Data about app and page elements
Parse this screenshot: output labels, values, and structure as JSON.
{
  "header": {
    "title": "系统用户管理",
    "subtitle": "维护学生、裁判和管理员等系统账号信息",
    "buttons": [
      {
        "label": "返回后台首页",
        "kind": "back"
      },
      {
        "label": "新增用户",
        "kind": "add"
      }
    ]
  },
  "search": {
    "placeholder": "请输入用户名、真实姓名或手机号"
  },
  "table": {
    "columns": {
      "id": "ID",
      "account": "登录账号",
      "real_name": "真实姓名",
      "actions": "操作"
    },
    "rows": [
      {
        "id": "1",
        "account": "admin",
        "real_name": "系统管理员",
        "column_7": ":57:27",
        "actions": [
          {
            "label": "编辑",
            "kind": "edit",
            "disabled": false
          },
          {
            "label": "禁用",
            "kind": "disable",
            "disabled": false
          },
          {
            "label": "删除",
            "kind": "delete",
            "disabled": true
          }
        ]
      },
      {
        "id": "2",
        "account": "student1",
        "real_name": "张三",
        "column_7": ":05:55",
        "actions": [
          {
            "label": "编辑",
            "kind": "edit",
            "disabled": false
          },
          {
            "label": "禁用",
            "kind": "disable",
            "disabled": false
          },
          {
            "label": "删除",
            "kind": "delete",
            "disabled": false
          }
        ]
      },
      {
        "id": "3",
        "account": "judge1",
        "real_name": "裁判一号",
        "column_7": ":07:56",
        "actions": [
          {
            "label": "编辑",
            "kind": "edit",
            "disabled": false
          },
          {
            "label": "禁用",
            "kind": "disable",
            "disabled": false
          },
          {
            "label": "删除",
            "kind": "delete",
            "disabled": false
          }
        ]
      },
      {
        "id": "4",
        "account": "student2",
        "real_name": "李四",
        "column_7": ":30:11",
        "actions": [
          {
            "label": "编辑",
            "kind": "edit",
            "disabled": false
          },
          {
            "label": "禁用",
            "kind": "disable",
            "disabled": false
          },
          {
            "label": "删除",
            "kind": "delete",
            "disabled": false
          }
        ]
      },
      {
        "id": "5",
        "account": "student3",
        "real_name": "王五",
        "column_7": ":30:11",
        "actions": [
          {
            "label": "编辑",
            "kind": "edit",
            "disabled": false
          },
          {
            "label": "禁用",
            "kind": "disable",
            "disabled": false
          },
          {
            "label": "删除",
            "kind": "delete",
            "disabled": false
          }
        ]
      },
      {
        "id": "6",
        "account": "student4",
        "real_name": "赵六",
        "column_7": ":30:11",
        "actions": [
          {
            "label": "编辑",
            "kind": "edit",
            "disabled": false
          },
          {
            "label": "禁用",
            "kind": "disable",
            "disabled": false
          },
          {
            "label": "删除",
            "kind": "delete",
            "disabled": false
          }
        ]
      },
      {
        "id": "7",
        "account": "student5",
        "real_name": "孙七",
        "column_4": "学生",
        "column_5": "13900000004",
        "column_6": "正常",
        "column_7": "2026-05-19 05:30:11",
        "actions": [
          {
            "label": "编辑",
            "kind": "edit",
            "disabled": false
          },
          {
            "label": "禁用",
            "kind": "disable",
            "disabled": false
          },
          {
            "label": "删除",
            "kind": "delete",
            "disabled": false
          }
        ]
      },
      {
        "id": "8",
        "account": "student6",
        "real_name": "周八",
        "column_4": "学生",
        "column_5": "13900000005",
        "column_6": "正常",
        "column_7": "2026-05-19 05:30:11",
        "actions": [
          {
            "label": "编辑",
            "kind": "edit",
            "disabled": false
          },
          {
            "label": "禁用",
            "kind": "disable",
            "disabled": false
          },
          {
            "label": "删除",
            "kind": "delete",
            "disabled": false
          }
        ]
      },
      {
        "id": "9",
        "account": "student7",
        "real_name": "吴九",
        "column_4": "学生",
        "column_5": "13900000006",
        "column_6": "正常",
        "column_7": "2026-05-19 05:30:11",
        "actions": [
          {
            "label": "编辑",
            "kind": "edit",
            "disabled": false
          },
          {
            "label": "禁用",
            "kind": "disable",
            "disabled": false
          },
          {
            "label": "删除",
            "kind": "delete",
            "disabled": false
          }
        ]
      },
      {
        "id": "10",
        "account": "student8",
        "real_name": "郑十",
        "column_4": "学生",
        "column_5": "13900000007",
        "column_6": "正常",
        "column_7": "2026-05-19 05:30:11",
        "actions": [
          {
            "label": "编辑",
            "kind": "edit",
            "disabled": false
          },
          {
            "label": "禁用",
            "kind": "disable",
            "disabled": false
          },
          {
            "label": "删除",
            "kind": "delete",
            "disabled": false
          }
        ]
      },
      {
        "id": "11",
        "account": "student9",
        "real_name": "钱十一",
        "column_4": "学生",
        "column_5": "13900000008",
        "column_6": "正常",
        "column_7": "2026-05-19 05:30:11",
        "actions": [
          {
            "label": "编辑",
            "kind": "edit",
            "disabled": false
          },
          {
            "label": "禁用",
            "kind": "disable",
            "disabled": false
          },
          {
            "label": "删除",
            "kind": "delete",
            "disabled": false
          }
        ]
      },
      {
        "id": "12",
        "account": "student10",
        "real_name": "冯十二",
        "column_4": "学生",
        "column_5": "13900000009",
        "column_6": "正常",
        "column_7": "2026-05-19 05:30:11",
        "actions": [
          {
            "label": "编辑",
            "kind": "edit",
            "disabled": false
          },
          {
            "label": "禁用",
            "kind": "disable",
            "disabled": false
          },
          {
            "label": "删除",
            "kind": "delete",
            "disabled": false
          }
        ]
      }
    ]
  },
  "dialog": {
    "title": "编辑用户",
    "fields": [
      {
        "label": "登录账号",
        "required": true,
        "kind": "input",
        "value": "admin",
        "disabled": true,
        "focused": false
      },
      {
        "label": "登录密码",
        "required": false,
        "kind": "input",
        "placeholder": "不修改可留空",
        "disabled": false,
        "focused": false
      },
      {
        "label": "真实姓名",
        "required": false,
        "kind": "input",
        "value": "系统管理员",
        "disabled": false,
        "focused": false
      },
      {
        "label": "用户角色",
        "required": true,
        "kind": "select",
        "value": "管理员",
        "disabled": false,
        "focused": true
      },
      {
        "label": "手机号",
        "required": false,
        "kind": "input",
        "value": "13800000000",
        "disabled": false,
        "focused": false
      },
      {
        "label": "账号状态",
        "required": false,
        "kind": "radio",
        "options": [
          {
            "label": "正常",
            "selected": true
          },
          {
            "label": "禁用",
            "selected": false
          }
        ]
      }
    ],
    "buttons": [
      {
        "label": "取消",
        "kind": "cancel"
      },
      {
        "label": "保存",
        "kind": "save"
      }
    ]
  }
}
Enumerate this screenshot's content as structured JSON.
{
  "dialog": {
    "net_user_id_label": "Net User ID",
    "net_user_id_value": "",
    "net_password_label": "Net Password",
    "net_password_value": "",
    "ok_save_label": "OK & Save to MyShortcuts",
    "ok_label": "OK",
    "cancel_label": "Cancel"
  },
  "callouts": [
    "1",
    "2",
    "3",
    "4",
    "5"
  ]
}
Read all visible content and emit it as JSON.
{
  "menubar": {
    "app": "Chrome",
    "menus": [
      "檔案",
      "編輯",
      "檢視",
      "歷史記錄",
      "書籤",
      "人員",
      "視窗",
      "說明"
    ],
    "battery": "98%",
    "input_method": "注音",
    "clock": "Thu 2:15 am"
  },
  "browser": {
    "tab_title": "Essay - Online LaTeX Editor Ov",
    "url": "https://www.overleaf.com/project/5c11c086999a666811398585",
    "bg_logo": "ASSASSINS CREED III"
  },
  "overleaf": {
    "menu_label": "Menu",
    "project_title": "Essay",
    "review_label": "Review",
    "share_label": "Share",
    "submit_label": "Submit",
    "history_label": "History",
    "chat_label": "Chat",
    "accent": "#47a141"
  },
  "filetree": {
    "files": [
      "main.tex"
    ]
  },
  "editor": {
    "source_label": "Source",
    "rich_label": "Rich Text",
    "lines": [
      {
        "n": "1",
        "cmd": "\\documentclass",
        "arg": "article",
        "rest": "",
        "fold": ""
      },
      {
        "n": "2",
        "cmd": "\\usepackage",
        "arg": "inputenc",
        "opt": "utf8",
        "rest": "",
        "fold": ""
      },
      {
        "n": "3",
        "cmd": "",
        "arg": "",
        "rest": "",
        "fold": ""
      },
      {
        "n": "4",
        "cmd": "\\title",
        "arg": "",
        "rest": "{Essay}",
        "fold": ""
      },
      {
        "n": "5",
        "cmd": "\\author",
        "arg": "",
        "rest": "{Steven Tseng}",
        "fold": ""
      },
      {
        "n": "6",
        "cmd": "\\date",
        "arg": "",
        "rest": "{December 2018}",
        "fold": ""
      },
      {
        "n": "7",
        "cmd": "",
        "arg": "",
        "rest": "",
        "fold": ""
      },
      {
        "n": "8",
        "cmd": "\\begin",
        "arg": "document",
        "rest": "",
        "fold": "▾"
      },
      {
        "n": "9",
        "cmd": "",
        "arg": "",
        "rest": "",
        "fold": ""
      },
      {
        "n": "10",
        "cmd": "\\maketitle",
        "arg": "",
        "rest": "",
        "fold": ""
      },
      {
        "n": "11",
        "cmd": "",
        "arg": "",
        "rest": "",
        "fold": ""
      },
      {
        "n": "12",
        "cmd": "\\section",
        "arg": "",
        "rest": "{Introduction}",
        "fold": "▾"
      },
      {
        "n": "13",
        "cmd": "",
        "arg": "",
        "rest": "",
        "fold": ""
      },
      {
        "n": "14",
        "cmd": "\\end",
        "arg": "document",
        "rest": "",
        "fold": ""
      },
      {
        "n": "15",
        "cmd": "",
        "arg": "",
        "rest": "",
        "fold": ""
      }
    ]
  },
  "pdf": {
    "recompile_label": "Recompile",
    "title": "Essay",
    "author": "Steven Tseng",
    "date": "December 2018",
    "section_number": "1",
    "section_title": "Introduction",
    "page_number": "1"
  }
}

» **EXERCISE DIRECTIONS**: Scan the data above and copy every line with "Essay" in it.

» **ANSWER BELOW**:
    "tab_title": "Essay - Online LaTeX Editor Ov",
    "project_title": "Essay",
        "rest": "{Essay}",
    "title": "Essay",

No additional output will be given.